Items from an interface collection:
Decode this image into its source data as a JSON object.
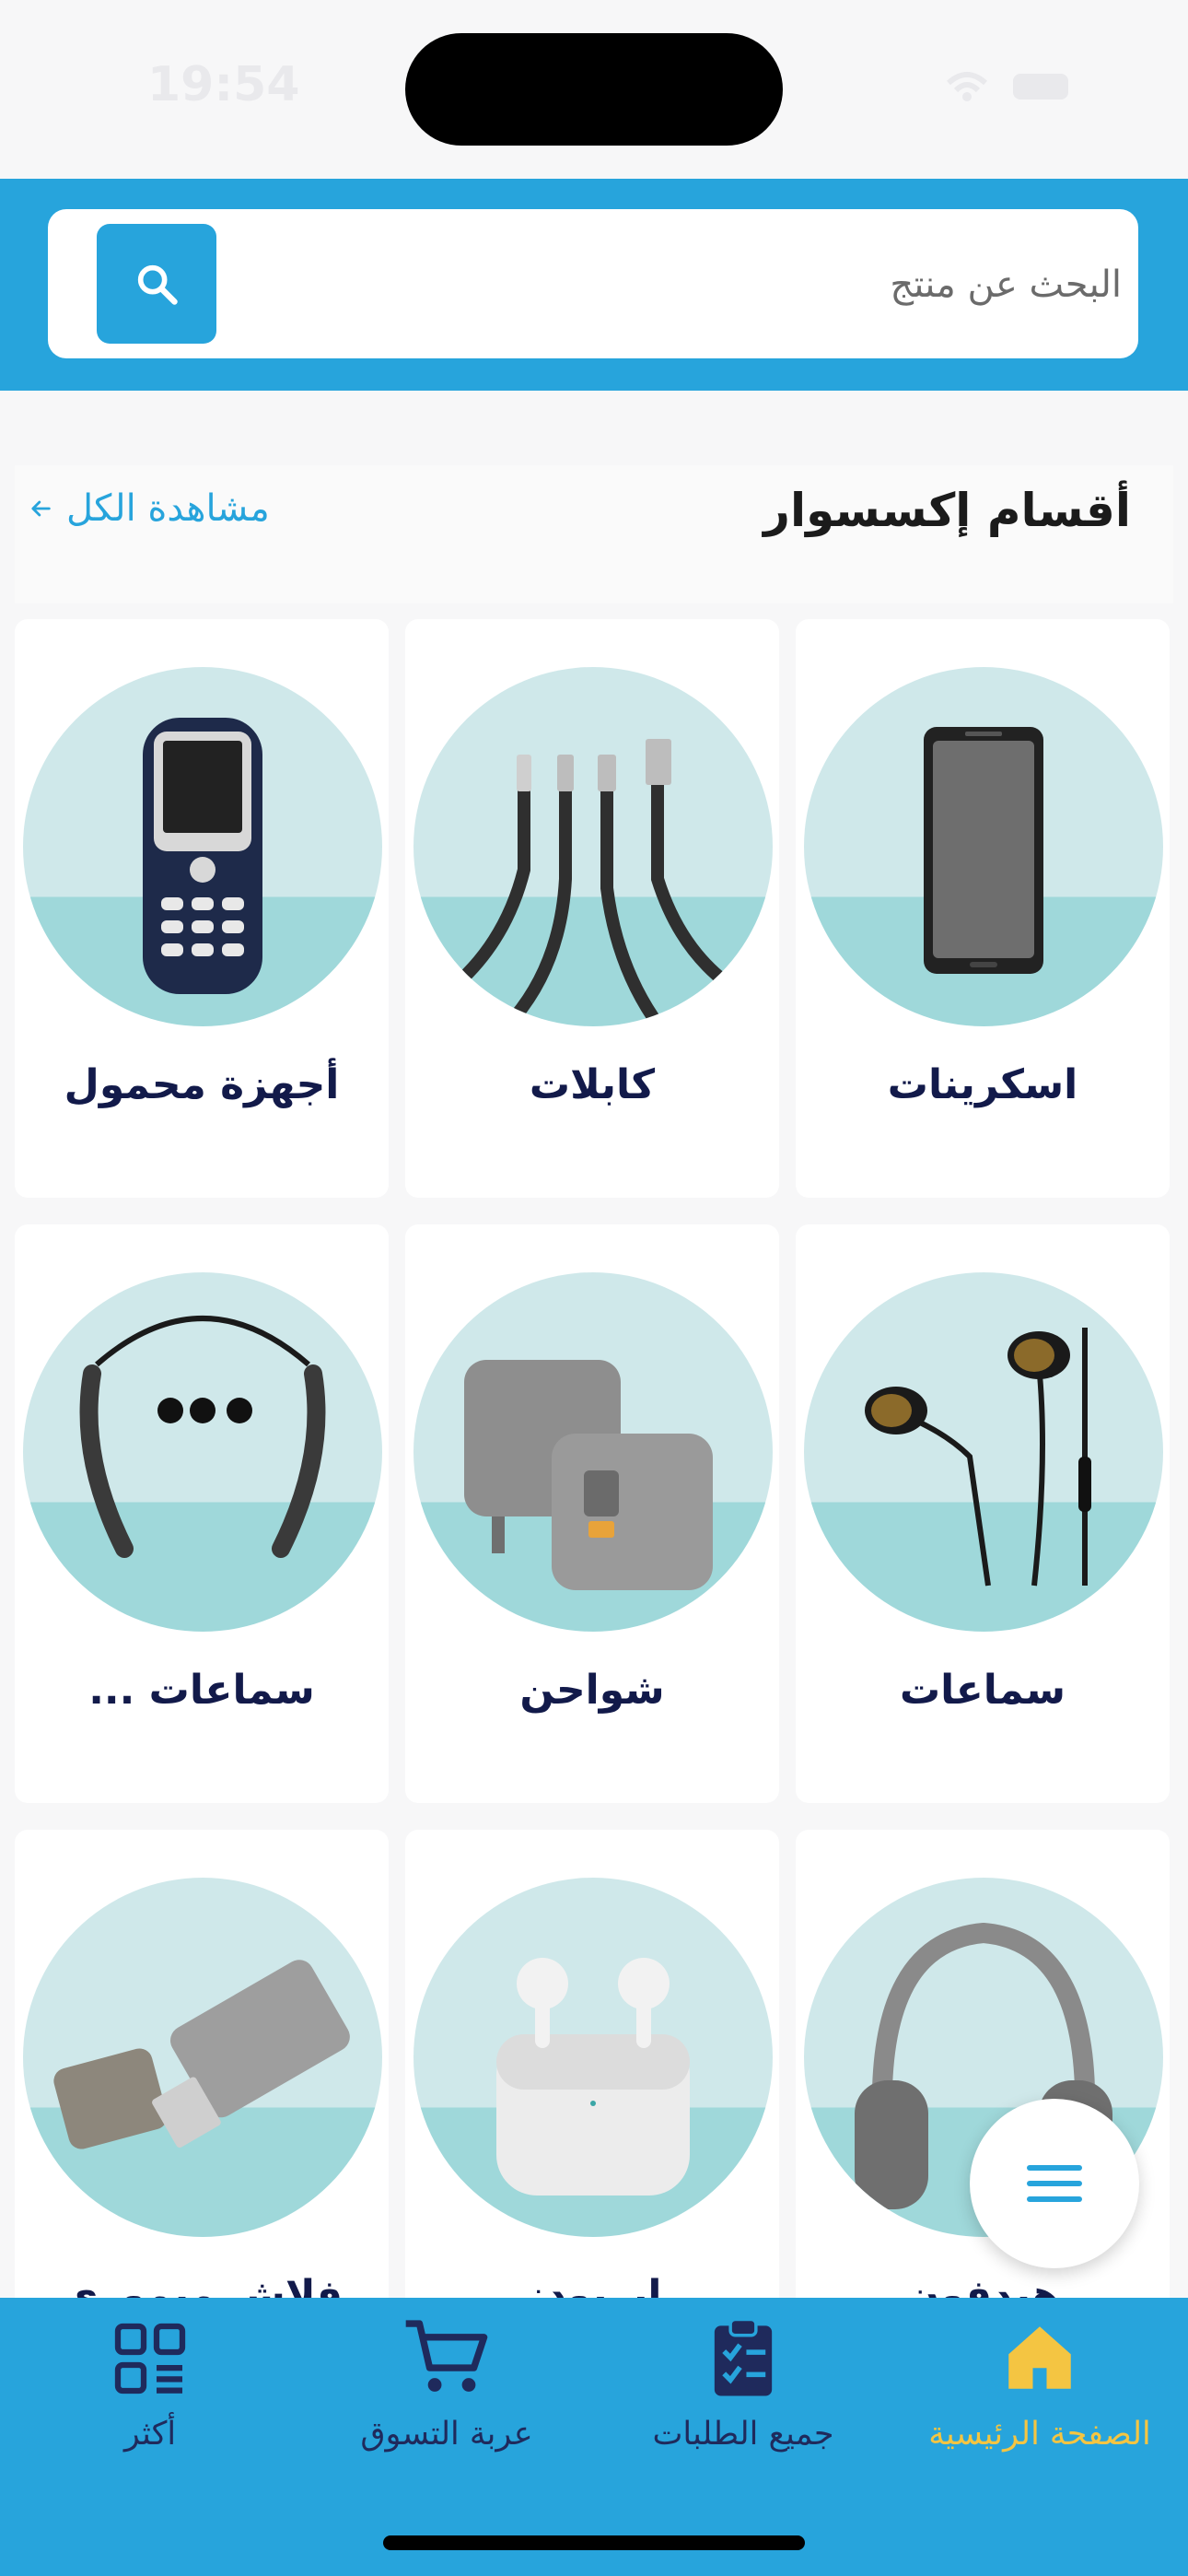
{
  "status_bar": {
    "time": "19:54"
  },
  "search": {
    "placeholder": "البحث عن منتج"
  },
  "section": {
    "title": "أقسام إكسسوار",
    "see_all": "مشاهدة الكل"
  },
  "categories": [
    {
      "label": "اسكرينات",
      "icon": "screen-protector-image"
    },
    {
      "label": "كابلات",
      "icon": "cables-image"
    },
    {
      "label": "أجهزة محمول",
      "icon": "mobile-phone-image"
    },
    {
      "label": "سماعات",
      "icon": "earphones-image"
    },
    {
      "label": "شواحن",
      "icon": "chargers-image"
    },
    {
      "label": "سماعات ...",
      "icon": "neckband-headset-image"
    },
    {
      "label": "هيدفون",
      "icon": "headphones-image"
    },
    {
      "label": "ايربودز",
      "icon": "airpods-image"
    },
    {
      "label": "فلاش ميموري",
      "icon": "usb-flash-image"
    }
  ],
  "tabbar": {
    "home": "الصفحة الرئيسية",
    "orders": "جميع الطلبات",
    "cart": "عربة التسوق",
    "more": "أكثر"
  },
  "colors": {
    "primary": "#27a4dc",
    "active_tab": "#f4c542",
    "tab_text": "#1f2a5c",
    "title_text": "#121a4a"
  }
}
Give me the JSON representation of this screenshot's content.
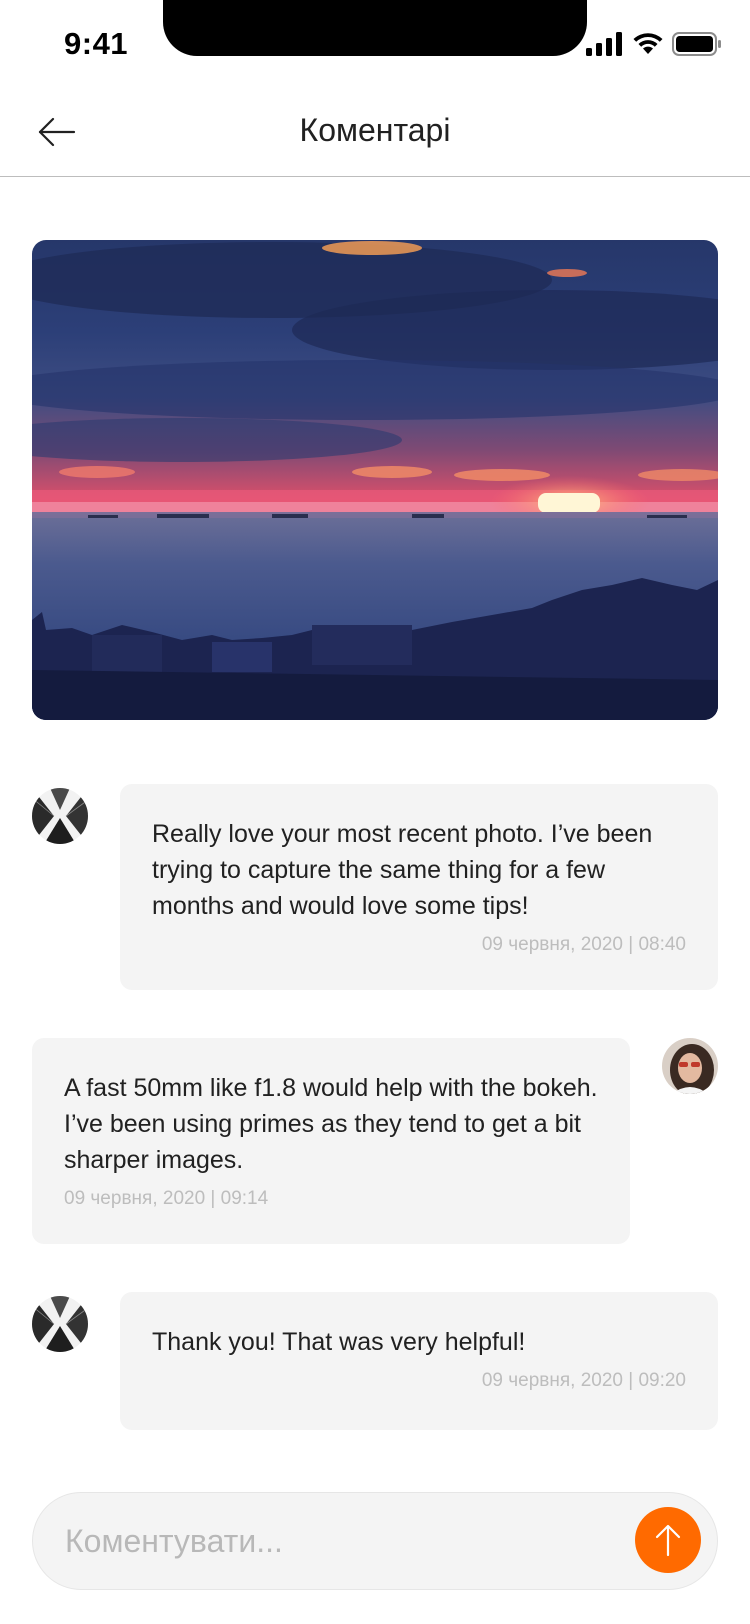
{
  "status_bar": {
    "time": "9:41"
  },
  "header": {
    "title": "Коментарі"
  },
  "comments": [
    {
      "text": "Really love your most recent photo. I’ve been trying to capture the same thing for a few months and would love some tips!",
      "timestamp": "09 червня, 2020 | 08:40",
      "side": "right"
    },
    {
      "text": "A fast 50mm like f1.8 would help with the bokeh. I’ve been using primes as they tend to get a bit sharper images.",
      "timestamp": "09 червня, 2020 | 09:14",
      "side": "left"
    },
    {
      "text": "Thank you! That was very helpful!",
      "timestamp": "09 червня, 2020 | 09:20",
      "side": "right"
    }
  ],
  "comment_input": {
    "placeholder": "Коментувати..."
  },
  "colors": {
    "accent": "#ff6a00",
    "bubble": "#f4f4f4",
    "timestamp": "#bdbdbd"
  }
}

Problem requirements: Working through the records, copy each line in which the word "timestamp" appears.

Written response:
      "timestamp": "09 червня, 2020 | 08:40",
      "timestamp": "09 червня, 2020 | 09:14",
      "timestamp": "09 червня, 2020 | 09:20",
    "timestamp": "#bdbdbd"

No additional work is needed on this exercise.